Despite such positive findings, heavy use of video games can also have serious drawbacks. Game addiction has not yet been officially recognized as a disorder, but studies by Gentile and others found between 5 and 11 percent of children worldwide say such games are disrupting their lives, suggesting they could be considered addicted. In the U.S., where Gentile worked with Harris Polls, the figure was 8.5 percent. In contrast, 4 to 6 percent of casino gamblers are considered addicted. Thus, even if playing violent video games can be beneficial, as Gentile recognizes it can be, people need to be alert to the dangers of too high a dose.
Gentile has also been taking a closer look at the content of these violent games, the blowing things up that the president decried. Researchers agree that violent videogames lead to a short-lived increase in aggression. “Even though you know it’s just a game, your body dumps stress hormones into your bloodstream that get you prepared to fight,” Gentile says. “Once you stop playing, it wears off after half an hour.”
Of more concern are studies across thousands of gamers indicating that regular exposure to violent video games (meaning several hours a week) accounts for 1 to 4 percent of the many possible triggers for aggression. (Other predictors range from provocation to poverty and child abuse.). Most consider this percentage to be a small effect. Gentile also emphasizes that protective factors such as involved parents and good social skills can minimize the problem. Put another way, players for whom games can spawn violence usually have other troubles. If you are looking at violent crime, Gentile agrees video games have almost nothing to do with it. Still, he adds, gaming could have an impact on milder forms of aggressiveness. “If what you care about is the everyday aggression you see in seventh grade—people ostracizing one another, saying unkind things, bullying,” Gentile explains. “I say there’s a huge effect. Games change the way kids see the world.”

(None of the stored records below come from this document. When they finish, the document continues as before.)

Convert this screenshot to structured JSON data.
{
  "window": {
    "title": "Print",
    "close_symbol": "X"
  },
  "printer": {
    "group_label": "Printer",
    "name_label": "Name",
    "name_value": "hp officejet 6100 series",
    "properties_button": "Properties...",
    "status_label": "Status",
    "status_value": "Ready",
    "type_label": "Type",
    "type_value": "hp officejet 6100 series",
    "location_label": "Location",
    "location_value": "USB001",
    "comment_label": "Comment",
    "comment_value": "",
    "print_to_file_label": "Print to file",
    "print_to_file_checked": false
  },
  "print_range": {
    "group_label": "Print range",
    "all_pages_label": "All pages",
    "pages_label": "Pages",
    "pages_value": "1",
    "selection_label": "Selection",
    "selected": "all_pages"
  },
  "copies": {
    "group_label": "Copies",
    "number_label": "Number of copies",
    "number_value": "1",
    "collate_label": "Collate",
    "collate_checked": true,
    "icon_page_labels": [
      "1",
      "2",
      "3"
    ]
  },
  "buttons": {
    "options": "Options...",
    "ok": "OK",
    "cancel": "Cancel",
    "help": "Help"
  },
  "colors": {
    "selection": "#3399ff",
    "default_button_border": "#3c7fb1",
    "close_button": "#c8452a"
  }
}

Ideally, then, researchers would be able to tease out the beneficial ingredients of these games to create nonviolent versions that train brains just as effectively. So far these factors seem to include operating from a first-person point of view, managing multiple streams of information and goals, and making rapid decisions. Bavelier imagines a game in which you are on a planet where animals are suffering from a deadly disease. You are the veterinarian who must find them and inject them with lifesaving medicine. To add to the challenge, the disease is deadly to humans, so you cannot let them touch you. “It’s all the same dynamics of an action game,” says Bavelier, “but suddenly you’re doing good.”
What makes games fun and absorbing are rich graphics and sufficiently complex storylines. All of it stimulates the brain’s reward system—a jolt of dopamine, a neurotransmitter associated with pleasure that both encourages continued play and sparks learning. “The very mechanics that seem to make commercially successful games super-fun are also the ones that are seeming to have the positive effects in terms of brain plasticity,” says Alan Gershenfeld, president of E-Line Media, a company he co-founded to create games for learning, health and social impact.

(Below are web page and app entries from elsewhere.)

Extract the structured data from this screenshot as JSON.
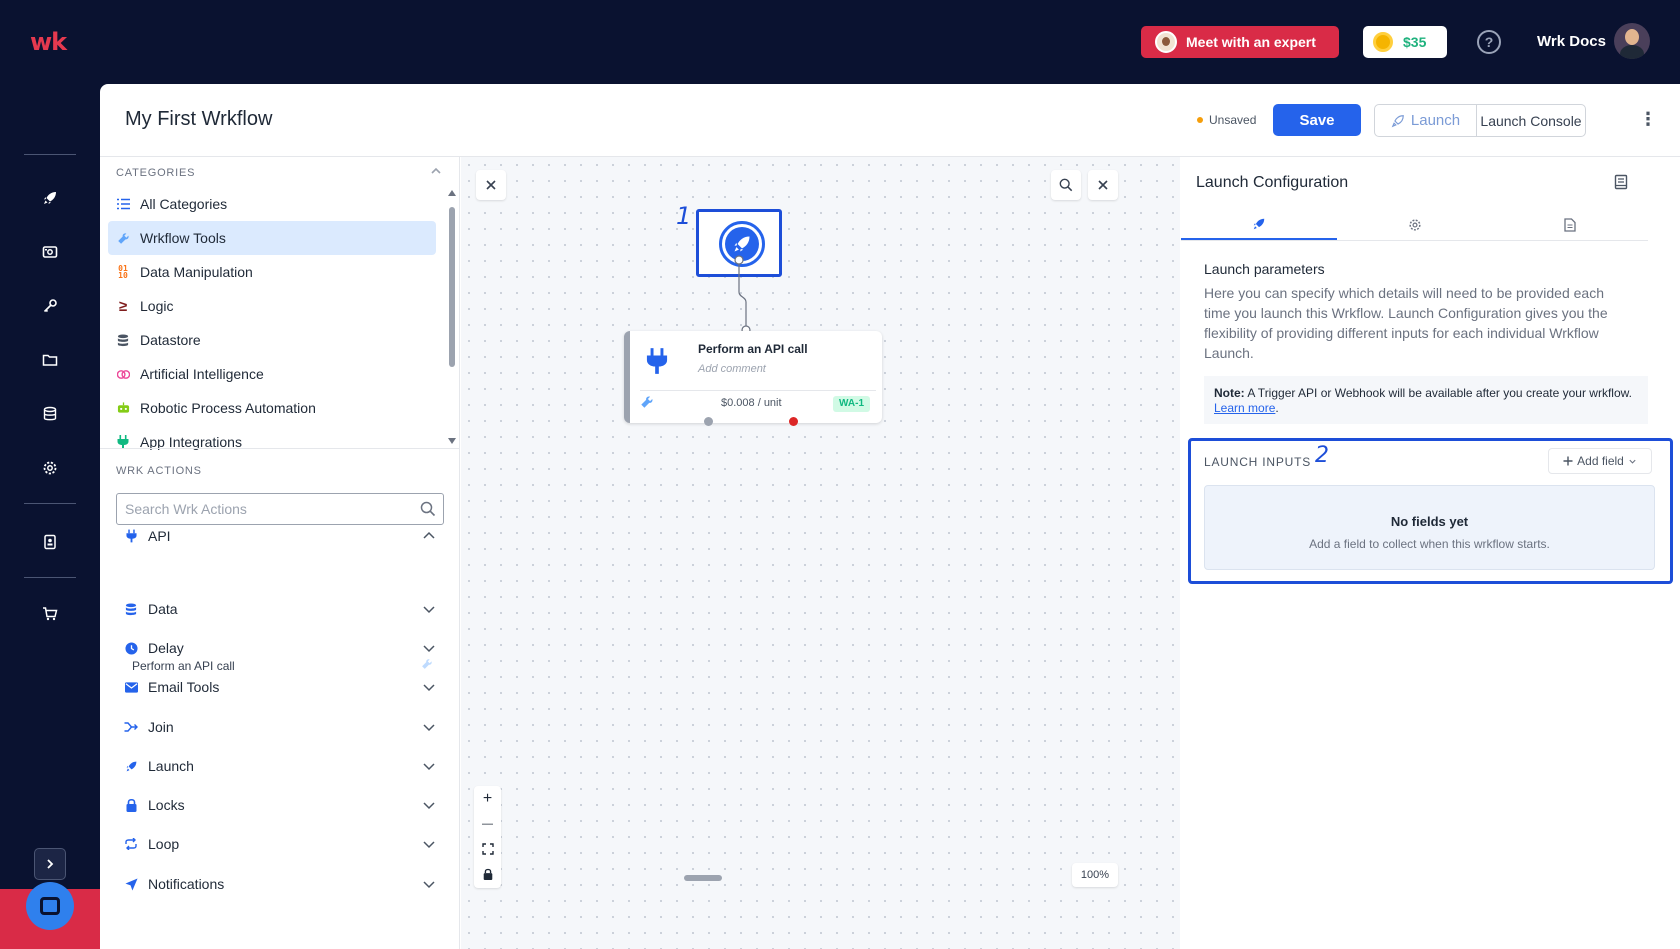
{
  "app": {
    "logo": "wk",
    "expert_button": "Meet with an expert",
    "credits": "$35",
    "help": "?",
    "user_label": "Wrk Docs"
  },
  "header": {
    "title": "My First Wrkflow",
    "unsaved": "Unsaved",
    "save": "Save",
    "launch": "Launch",
    "launch_console": "Launch Console",
    "more": "⋮"
  },
  "left_panel": {
    "categories_header": "CATEGORIES",
    "categories": [
      {
        "label": "All Categories",
        "icon": "list-icon",
        "color": "#2563eb"
      },
      {
        "label": "Wrkflow Tools",
        "icon": "wrench-icon",
        "color": "#60a5fa"
      },
      {
        "label": "Data Manipulation",
        "icon": "binary-icon",
        "color": "#f97316"
      },
      {
        "label": "Logic",
        "icon": "greater-equal-icon",
        "color": "#7f1d1d"
      },
      {
        "label": "Datastore",
        "icon": "database-icon",
        "color": "#4b5563"
      },
      {
        "label": "Artificial Intelligence",
        "icon": "brain-icon",
        "color": "#ec4899"
      },
      {
        "label": "Robotic Process Automation",
        "icon": "robot-icon",
        "color": "#84cc16"
      },
      {
        "label": "App Integrations",
        "icon": "plug-icon",
        "color": "#10b981"
      }
    ],
    "actions_header": "WRK ACTIONS",
    "search_placeholder": "Search Wrk Actions",
    "groups": [
      {
        "label": "API",
        "expanded": true
      },
      {
        "label": "Data"
      },
      {
        "label": "Delay"
      },
      {
        "label": "Email Tools"
      },
      {
        "label": "Join"
      },
      {
        "label": "Launch"
      },
      {
        "label": "Locks"
      },
      {
        "label": "Loop"
      },
      {
        "label": "Notifications"
      }
    ],
    "api_sub_item": "Perform an API call"
  },
  "canvas": {
    "step_1": "1",
    "api_node": {
      "title": "Perform an API call",
      "comment_placeholder": "Add comment",
      "price": "$0.008 / unit",
      "tag": "WA-1"
    },
    "zoom": "100%",
    "zoom_in": "+",
    "zoom_out": "—"
  },
  "right_panel": {
    "title": "Launch Configuration",
    "params_title": "Launch parameters",
    "params_desc": "Here you can specify which details will need to be provided each time you launch this Wrkflow. Launch Configuration gives you the flexibility of providing different inputs for each individual Wrkflow Launch.",
    "note_label": "Note:",
    "note_text": " A Trigger API or Webhook will be available after you create your wrkflow. ",
    "note_link": "Learn more",
    "note_end": ".",
    "step_2": "2",
    "inputs_label": "LAUNCH INPUTS",
    "add_field": "Add field",
    "empty_title": "No fields yet",
    "empty_sub": "Add a field to collect when this wrkflow starts."
  },
  "colors": {
    "brand_red": "#d92b47",
    "navy": "#0a1230",
    "primary_blue": "#2563eb",
    "highlight_blue": "#1d4ed8"
  }
}
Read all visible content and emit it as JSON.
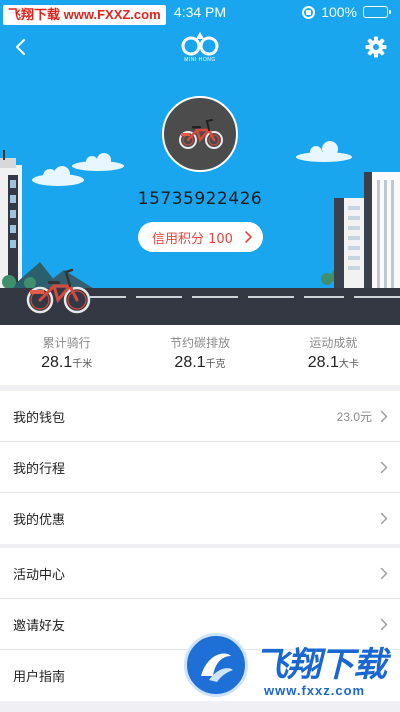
{
  "status_bar": {
    "watermark": "飞翔下载 www.FXXZ.com",
    "time": "4:34 PM",
    "battery": "100%"
  },
  "header": {
    "logo_text": "MINI HONG"
  },
  "profile": {
    "phone": "15735922426",
    "credit_label": "信用积分 100"
  },
  "stats": [
    {
      "label": "累计骑行",
      "value": "28.1",
      "unit": "千米"
    },
    {
      "label": "节约碳排放",
      "value": "28.1",
      "unit": "千克"
    },
    {
      "label": "运动成就",
      "value": "28.1",
      "unit": "大卡"
    }
  ],
  "menu_group_1": [
    {
      "label": "我的钱包",
      "value": "23.0元"
    },
    {
      "label": "我的行程"
    },
    {
      "label": "我的优惠"
    }
  ],
  "menu_group_2": [
    {
      "label": "活动中心"
    },
    {
      "label": "邀请好友"
    },
    {
      "label": "用户指南"
    }
  ],
  "watermark_bottom": {
    "brand": "飞翔下载",
    "url": "www.fxxz.com"
  },
  "colors": {
    "sky": "#1aa6ee",
    "accent_red": "#e9443a",
    "road": "#333842"
  },
  "icons": [
    "chevron-left-icon",
    "gear-icon",
    "bike-icon",
    "chevron-right-icon"
  ]
}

Success in building a new suite of brain-changing games, however, will require not only good science but also partnerships between neuroscientists and expert game designers. Bavelier has joined forces with Gershenfeld, and the two are raising funds to develop what they say will be the first game “designed from the ground up” to take advantage of the new research: a nonviolent action game targeted at developing number sense in eight- to 14-year-olds.
Meanwhile some existing nonviolent video games may lead to other benefits. In a 2009 study Gentile found that pro-social games, those that require cooperation, make children more helpful and sociable. “I don’t believe action games are going to be the solution to everything—quite the contrary,” Bavelier says. Given that games are here to stay, getting the best out of them could be an epic win for everyone.